Employ'd the power of fairy hands.
To raise the ceilings fretted height,
Each pannel in achievements clothing, Rich windows that exclude the light,
And passages, that lead to nothing.
Full oft within the spacious walls,
When he had fifty winters o'er him, My grave Lord-Keeper led the brawls;ť
The seals and maces danc'd before him.
• Mr. Gray's Elegy in a Country Church Yard, before it appeared in print, was handed about in manuscript ; and amongst other eminent personages who saw and admired it, was the Lady Cobham, who resided at the Mansion-House, at Stoke-Pogeis. The performance induced her to wish for the author's acquaintance; and Lady Schaub and Miss Spred, then at her house, undertook to effect it. These two ladies waited upon the author at his aunt's solitary mansion, where he at that time resided; and not finding him at home, they left their siames and a billet. Mr. Gray, surprised at such a compliment, returned the visit. And as the beginning of this acquaintance wore a little of the face of romance, he soon after gave a fanciful and pleasant account of it in the following copy of verses, which he entitled, 6 A Long Story.'

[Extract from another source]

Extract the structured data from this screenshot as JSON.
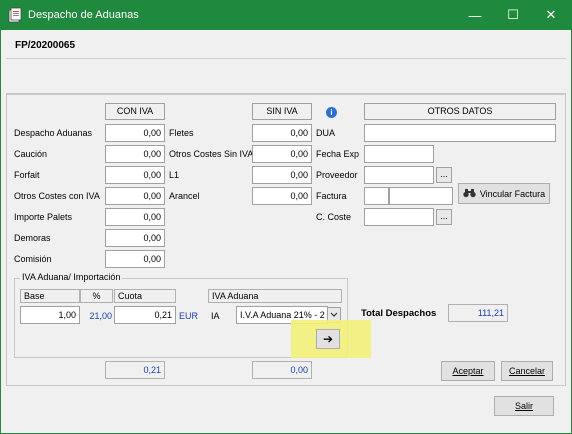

+ The Mansion-House, at Stoke-Pogeis, then in the possession of Viscouniess Cobham. The house formerly belonged to the Earls of Huntingdon, and the family of Hation.
Sir Christopher Hatton, promoted by Queen Elizabeth for his graceful person and fine dancing.-Brawls were a sort of figure-dance, then in vogue.
His bushy beard, and shoe-strings green,
His high-crown'd hat, and satin doublet, Mov'd the stout heart of England's Queen,
Though Pope and Spaniard could not trouble it.
What, in the very first beginning !
Shame of the versifying tribe !
Can you do nothing but describe?
A house there is (and that's enough)
From whence one fatal morning issues A brace of warriors, not in buff,
But rustling in their silks and tissues.
The first came cap-a-pie from France,
Her conquering destiny fulfilling, Whom meaner beauties eye askance,
And vainly ape her art of killing.
The other Amazon kind heav'n
Had arm’d with spirit, wit, and satire : But Cobham had the polish giv'n,
And tipp'd her arrows with good-nature.
To celebrate her eyes, her air
Coarse panegyrics would but tease her, Melissa is her Nom de Guerre.
Alas, who would not wish to please her!
With bonnet blue and capuchine,
And aprons long, they hid their armour ;
In pity to the country farmer.
Fame, in the shape of Mr. P—,*
(By this time all the parish know it) Had told that thereabouts there lurk'd
A wicked imp, they call a Poet:
Who prowl'd the country far and near,
Bewitch'd the children of the peasants, Dried up the cows, and lam'd the deer,
And suck'd the eggs, and kill'd the pheasants.
My Lady heard their joint petition,
Swore by her coronet and ermine, She'd issue out her high commission
To rid the manor of such vermin.
The Heroines undertook the task,
Through lanes unknown, o'er stiles they ventur'd, Rapp'd at the door, nor stay'd to ask,
But bounce into the parlour enter'd.
The trembling family they daunt,
They Airt, they sing, they laugh, they tattle, Rummage his Mother, pinch his Aunt,
And up stairs in a whirlwind rattle:
Each hole snd cupboard they explore,
Each creek and cranny of his chamber, Run hurry-skurry round the floor,
And o'er the bed and tester clamber;
• The allusion here is to Mr. Robert Purt, a Fellow of King's College, Cambridge; who died of the small.pox, April, 1752, soon after the publication of the Poem. He was a neighbour of Mr. Gray's, when the latter resided at Stoke.